Version 1.0 NLBs use Network Address Translation (NAT) to rewrite the request packet's source IP address to the IP of worker node where a load balancer pod exists.

NLB 1.0

Version 2.0 NLBs doesn't use NAT but IP over IP (IPIP) to encapsulate the original request packet into another packet, which preserves the client IP as its source IP address. The worker node then uses Direct Server Return (DSR) to send the app response packet back to the client IP.

NLB 2.0

Load Balancing Methods on IBM Cloud

Before we create the LoadBalancer service for the helloworld application, review some of the Load Balancing options on Kubernetes in IBM Cloud:

  • NodePort exposes the app via a port and public IP address on a worker node using kube-proxy.
  • LoadBalancer NLB v1.0 uses basic load balancing that exposes the app with an IP address or a subdomain.
  • LoadBalancer NLB v2.0, uses Direct Server Return (DSR) load balancing to expose the app with an IP address or a subdomain, and supports SSL/TLS termination.
  • Istio Ingress Gateway + NLB uses basic load balancing that exposes the app with a subdomain and uses Istio routing rules.
  • Ingress with public ALB uses HTTPS load balancing that exposes the app with a subdomain and uses custom routing rules and SSL/TLS termination for multiple apps. You can customize the ALB routing rules with annotations.
  • Custom Ingress + NLB uses HTTPS load balancing with a custom Ingress that exposes the app with the IBM-provided ALB subdomain and uses custom routing rules.

Create a LoadBalancer

In the previous lab, you already created a NodePort Service.

$ oc get svc -n $MY_NS

NAME         TYPE       CLUSTER-IP     EXTERNAL-IP   PORT(S)          AGE
helloworld   NodePort   <none>        8080:32387/TCP   12m

Patch the service for helloworld and change the type to LoadBalancer.

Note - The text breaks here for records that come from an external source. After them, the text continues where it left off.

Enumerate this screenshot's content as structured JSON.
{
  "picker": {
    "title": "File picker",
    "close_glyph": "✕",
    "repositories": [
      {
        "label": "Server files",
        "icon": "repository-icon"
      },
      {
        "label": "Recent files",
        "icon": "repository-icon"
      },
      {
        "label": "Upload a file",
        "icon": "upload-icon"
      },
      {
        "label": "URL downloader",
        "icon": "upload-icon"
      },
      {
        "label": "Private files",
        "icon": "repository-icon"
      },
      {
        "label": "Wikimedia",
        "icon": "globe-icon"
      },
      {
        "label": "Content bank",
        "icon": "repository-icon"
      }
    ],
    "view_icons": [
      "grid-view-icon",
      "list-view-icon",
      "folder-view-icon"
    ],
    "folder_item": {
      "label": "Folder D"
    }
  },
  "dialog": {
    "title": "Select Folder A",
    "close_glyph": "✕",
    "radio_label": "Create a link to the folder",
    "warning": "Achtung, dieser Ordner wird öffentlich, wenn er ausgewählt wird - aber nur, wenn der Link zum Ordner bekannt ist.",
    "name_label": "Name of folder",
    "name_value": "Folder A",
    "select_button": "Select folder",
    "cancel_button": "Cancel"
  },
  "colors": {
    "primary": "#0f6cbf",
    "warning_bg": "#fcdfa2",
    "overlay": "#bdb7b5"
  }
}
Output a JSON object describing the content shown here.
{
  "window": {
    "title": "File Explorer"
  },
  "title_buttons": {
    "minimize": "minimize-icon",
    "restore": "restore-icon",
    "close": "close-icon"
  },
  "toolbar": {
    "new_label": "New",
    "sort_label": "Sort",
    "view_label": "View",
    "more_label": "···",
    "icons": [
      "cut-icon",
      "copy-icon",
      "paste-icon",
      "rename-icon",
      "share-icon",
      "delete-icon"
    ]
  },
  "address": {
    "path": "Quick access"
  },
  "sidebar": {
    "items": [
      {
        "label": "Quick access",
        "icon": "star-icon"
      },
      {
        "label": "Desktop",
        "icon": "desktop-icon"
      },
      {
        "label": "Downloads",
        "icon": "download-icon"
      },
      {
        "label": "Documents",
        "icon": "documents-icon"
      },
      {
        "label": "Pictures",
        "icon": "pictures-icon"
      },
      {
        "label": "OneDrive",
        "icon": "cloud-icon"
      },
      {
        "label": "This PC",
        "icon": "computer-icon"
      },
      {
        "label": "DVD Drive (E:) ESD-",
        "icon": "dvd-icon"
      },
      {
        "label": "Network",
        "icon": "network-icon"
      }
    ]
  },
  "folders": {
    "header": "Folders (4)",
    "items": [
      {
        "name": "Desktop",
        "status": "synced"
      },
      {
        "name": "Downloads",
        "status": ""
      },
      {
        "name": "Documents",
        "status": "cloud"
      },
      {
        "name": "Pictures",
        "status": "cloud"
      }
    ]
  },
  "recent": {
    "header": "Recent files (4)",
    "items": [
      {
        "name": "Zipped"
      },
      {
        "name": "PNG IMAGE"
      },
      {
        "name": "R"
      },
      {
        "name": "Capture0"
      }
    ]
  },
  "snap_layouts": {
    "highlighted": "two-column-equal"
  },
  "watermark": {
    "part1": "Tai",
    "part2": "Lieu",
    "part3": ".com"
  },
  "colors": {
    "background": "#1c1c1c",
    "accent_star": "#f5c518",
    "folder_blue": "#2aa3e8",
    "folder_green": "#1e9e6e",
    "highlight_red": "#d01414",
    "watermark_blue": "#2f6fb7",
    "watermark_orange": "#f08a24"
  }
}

oc patch svc helloworld -p '{"spec": {"type": "LoadBalancer"}}' -n $MY_NS

The TYPE should be set to LoadBalancer now, and an EXTERNAL-IP should be assigned.

$ oc get svc helloworld -n $MY_NS

NAME         TYPE           CLUSTER-IP     EXTERNAL-IP      PORT(S)          AGE
helloworld   LoadBalancer   8080:32387/TCP   12m

To access the Service of the helloworld from the public internet, you can use the public IP address of the NLB and the assigned NodePort of the service in the format <IP_address>:<NodePort>.

PUBLIC_IP=$(oc get svc helloworld -n $MY_NS --output json | jq -r '.status.loadBalancer.ingress[0].ip')

NODE_PORT=$(oc get svc helloworld -n $MY_NS --output json | jq -r '.spec.ports[0].nodePort' )

Access the helloworld app in a browser or with Curl,

$ curl -L -X POST "http://$PUBLIC_IP:$NODE_PORT/api/messages" -H 'Content-Type: application/json' -d '{ "sender": "world2" }'

{"id":"0ebdc166-32cd-4d0d-93b6-f278e4405c6f","sender":"world2","message":"Hello world2 (direct)","host":null}


Next, go to ExternalName.